▶ _Exercise directions_
Gather all lines in the data that hold the string "this".

=======

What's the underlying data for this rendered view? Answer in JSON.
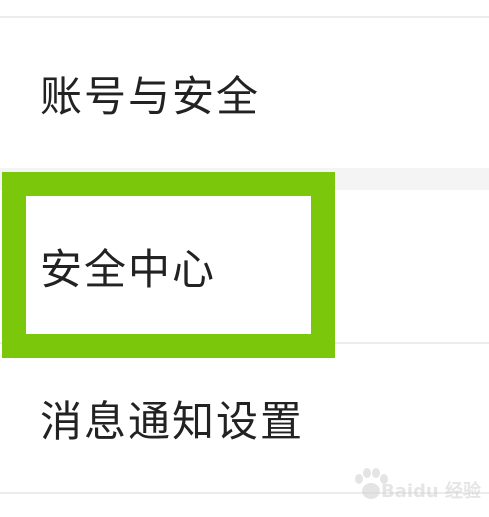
{
  "menu": {
    "items": [
      {
        "label": "账号与安全"
      },
      {
        "label": "安全中心"
      },
      {
        "label": "消息通知设置"
      }
    ]
  },
  "highlight": {
    "color": "#7ac70c"
  },
  "watermark": {
    "text": "Baidu 经验"
  }
}
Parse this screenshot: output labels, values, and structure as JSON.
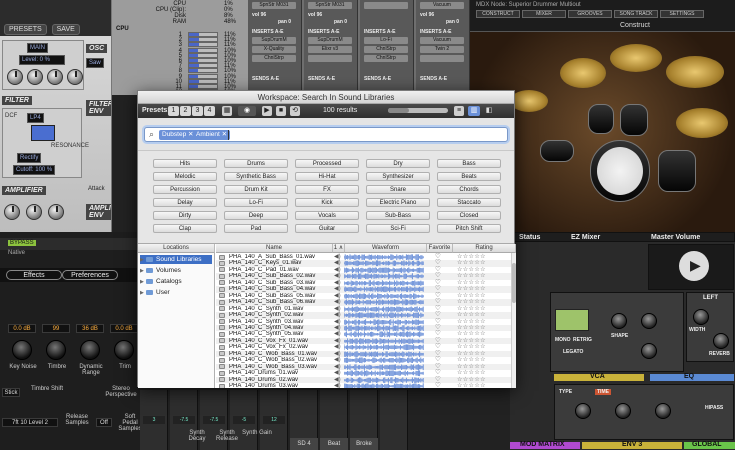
{
  "background": {
    "synth": {
      "tabs": [
        "PRESETS",
        "SAVE"
      ],
      "sections": [
        "OSC",
        "FILTER",
        "FILTER ENV",
        "AMPLIFIER",
        "AMPLIFIER ENV"
      ],
      "labels": {
        "level": "Level: 0 %",
        "mode": "Rectify",
        "filter_type": "LP4",
        "cutoff": "Cutoff: 100 %",
        "attack": "Attack",
        "resonance": "RESONANCE",
        "saw": "Saw",
        "dcf": "DCF",
        "main": "MAIN"
      }
    },
    "cpu": {
      "header": "CPU",
      "rows": [
        {
          "label": "CPU",
          "value": "1%"
        },
        {
          "label": "CPU (Clip):",
          "value": "0%"
        },
        {
          "label": "Disk",
          "value": "8%"
        },
        {
          "label": "RAM",
          "value": "48%"
        }
      ],
      "core_label": "CPU",
      "cores": [
        {
          "n": "1",
          "v": "11%"
        },
        {
          "n": "2",
          "v": "11%"
        },
        {
          "n": "3",
          "v": "11%"
        },
        {
          "n": "4",
          "v": "10%"
        },
        {
          "n": "5",
          "v": "10%"
        },
        {
          "n": "6",
          "v": "10%"
        },
        {
          "n": "7",
          "v": "11%"
        },
        {
          "n": "8",
          "v": "10%"
        },
        {
          "n": "9",
          "v": "10%"
        },
        {
          "n": "10",
          "v": "11%"
        },
        {
          "n": "11",
          "v": "10%"
        },
        {
          "n": "12",
          "v": "10%"
        }
      ]
    },
    "mixer": {
      "inserts": "INSERTS A-E",
      "sends": "SENDS A-E",
      "channels": [
        {
          "top": "SpnStr M031",
          "p1": "SupDrumM",
          "p2": "X-Quality",
          "p3": "ChnlStrp",
          "p4": "",
          "vol": "vol 96",
          "pan": "pan 0"
        },
        {
          "top": "SpnStr M031",
          "p1": "SupDrumM",
          "p2": "Elixr v3",
          "p3": "",
          "p4": "",
          "vol": "vol 96",
          "pan": "pan 0"
        },
        {
          "top": "",
          "p1": "Lo-Fi",
          "p2": "ChnlStrp",
          "p3": "ChnlStrp",
          "p4": "",
          "vol": "",
          "pan": ""
        },
        {
          "top": "Vacuum",
          "p1": "Vacuum",
          "p2": "Twin 2",
          "p3": "",
          "p4": "",
          "vol": "vol 96",
          "pan": "pan 0"
        }
      ]
    },
    "drums": {
      "host": "MDX Node: Superior Drummer Multiout",
      "tabs": [
        "CONSTRUCT",
        "MIXER",
        "GROOVES",
        "SONG TRACK",
        "SETTINGS"
      ],
      "kit": "Construct"
    },
    "left_low": {
      "bypass": "BYPASS",
      "native": "Native",
      "effects": "Effects",
      "preferences": "Preferences",
      "knobs": [
        {
          "label": "Key Noise",
          "value": "0.0 dB"
        },
        {
          "label": "Timbre",
          "value": "99"
        },
        {
          "label": "Dynamic Range",
          "value": "36 dB"
        },
        {
          "label": "Trim",
          "value": "0.0 dB"
        }
      ],
      "extra_labels": [
        "Timbre Shift",
        "Stereo Perspective",
        "Release Samples",
        "Soft Pedal Samples"
      ],
      "preset": "7ft 10 Level 2",
      "pedal": "Off",
      "preset2": "Stick"
    },
    "mid_low": {
      "tracks": [
        "SD 4",
        "Beat",
        "Broke"
      ],
      "values": [
        "3",
        "-7.5",
        "-7.5",
        "-5",
        "12"
      ],
      "knob_labels": [
        "Synth Decay",
        "Synth Release",
        "Synth Gain"
      ]
    },
    "right_low": {
      "status": "Status",
      "ez_mixer": "EZ Mixer",
      "master_volume": "Master Volume",
      "left": "LEFT",
      "right": "RIGHT",
      "width": "WIDTH",
      "shape": "SHAPE",
      "vca": "VCA",
      "eq": "EQ",
      "env3": "ENV 3",
      "mod_matrix": "MOD MATRIX",
      "global": "GLOBAL",
      "mono": "MONO",
      "reverb": "REVERB",
      "legato": "LEGATO",
      "retrig": "RETRIG",
      "hipass": "HIPASS",
      "type": "TYPE",
      "time": "TIME"
    }
  },
  "window": {
    "title": "Workspace: Search In Sound Libraries",
    "toolbar": {
      "presets_label": "Presets:",
      "presets": [
        "1",
        "2",
        "3",
        "4"
      ],
      "results": "100 results"
    },
    "progress": 0.35,
    "search": {
      "icon": "magnifier-icon",
      "tags": [
        "Dubstep",
        "Ambient"
      ],
      "query": ""
    },
    "tag_buttons": [
      [
        "Hits",
        "Drums",
        "Processed",
        "Dry",
        "Bass"
      ],
      [
        "Melodic",
        "Synthetic Bass",
        "Hi-Hat",
        "Synthesizer",
        "Beats"
      ],
      [
        "Percussion",
        "Drum Kit",
        "FX",
        "Snare",
        "Chords"
      ],
      [
        "Delay",
        "Lo-Fi",
        "Kick",
        "Electric Piano",
        "Staccato"
      ],
      [
        "Dirty",
        "Deep",
        "Vocals",
        "Sub-Bass",
        "Closed"
      ],
      [
        "Clap",
        "Pad",
        "Guitar",
        "Sci-Fi",
        "Pitch Shift"
      ]
    ],
    "locations": {
      "header": "Locations",
      "items": [
        {
          "label": "Sound Libraries",
          "selected": true,
          "level": 0
        },
        {
          "label": "Volumes",
          "selected": false,
          "level": 1
        },
        {
          "label": "Catalogs",
          "selected": false,
          "level": 1
        },
        {
          "label": "User",
          "selected": false,
          "level": 1
        }
      ]
    },
    "columns": {
      "name": "Name",
      "num": "1 ∧",
      "waveform": "Waveform",
      "favorite": "Favorite",
      "rating": "Rating"
    },
    "files": [
      "PHA_140_A_Sub_Bass_01.wav",
      "PHA_140_C_Keys_01.wav",
      "PHA_140_C_Pad_01.wav",
      "PHA_140_C_Sub_Bass_02.wav",
      "PHA_140_C_Sub_Bass_03.wav",
      "PHA_140_C_Sub_Bass_04.wav",
      "PHA_140_C_Sub_Bass_05.wav",
      "PHA_140_C_Sub_Bass_06.wav",
      "PHA_140_C_Synth_01.wav",
      "PHA_140_C_Synth_02.wav",
      "PHA_140_C_Synth_03.wav",
      "PHA_140_C_Synth_04.wav",
      "PHA_140_C_Synth_05.wav",
      "PHA_140_C_Vox_Fx_01.wav",
      "PHA_140_C_Vox_Fx_02.wav",
      "PHA_140_C_Wob_Bass_01.wav",
      "PHA_140_C_Wob_Bass_02.wav",
      "PHA_140_C_Wob_Bass_03.wav",
      "PHA_140_Drums_01.wav",
      "PHA_140_Drums_02.wav",
      "PHA_140_Drums_03.wav"
    ],
    "favorite_glyph": "♡",
    "rating_glyph": "☆☆☆☆☆",
    "speaker_glyph": "◀)",
    "waveform_color": "#6a8fd8"
  }
}
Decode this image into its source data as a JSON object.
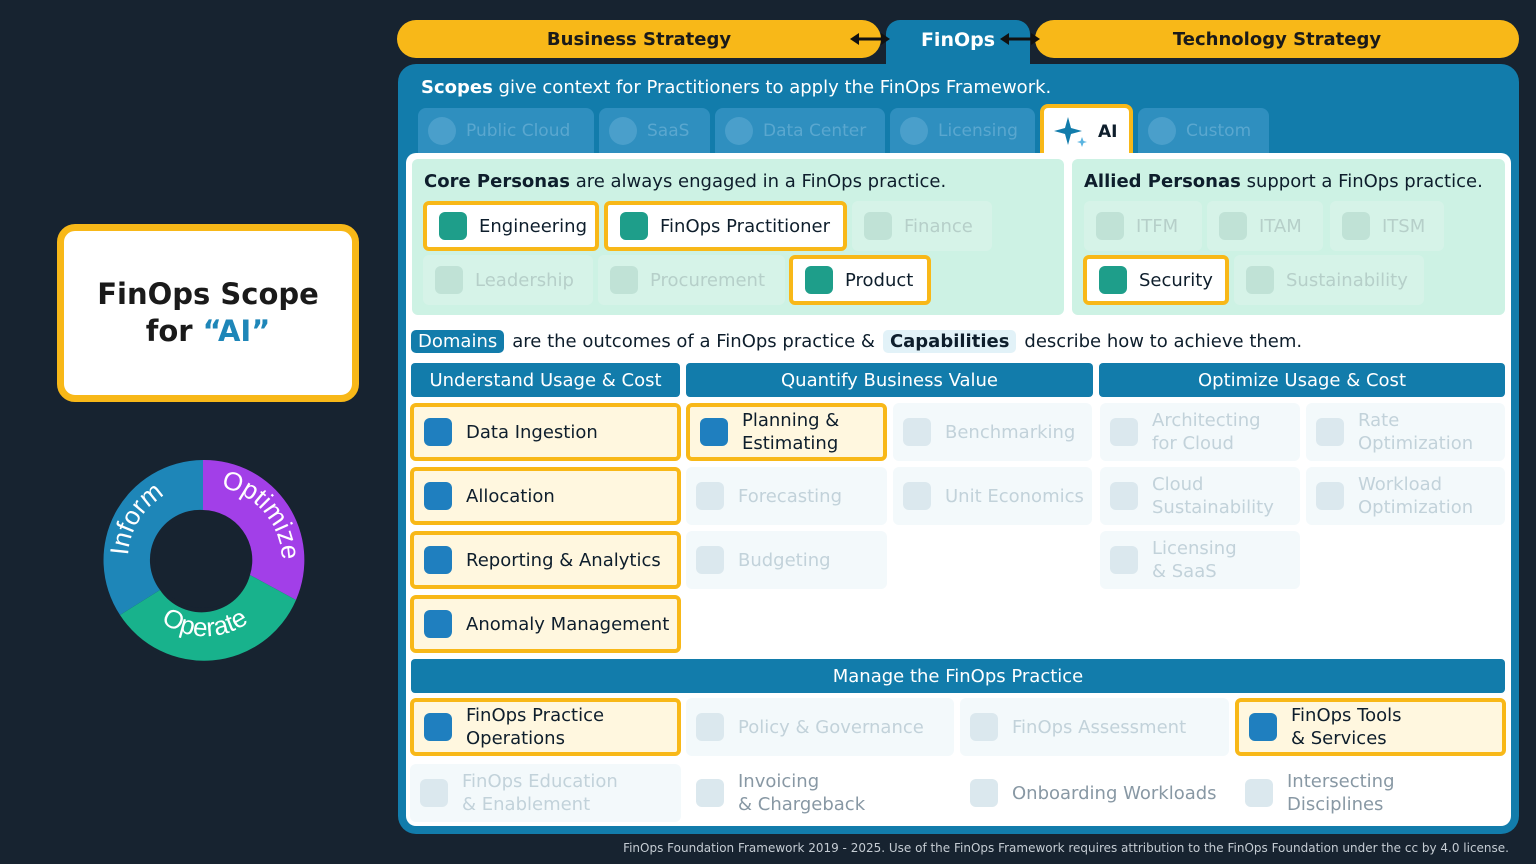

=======

▶ _Task output_
What's the underlying data for this rendered view? Answer in JSON.
Parse this screenshot: output labels, values, and structure as JSON.
Decode this image into its source data as a JSON object.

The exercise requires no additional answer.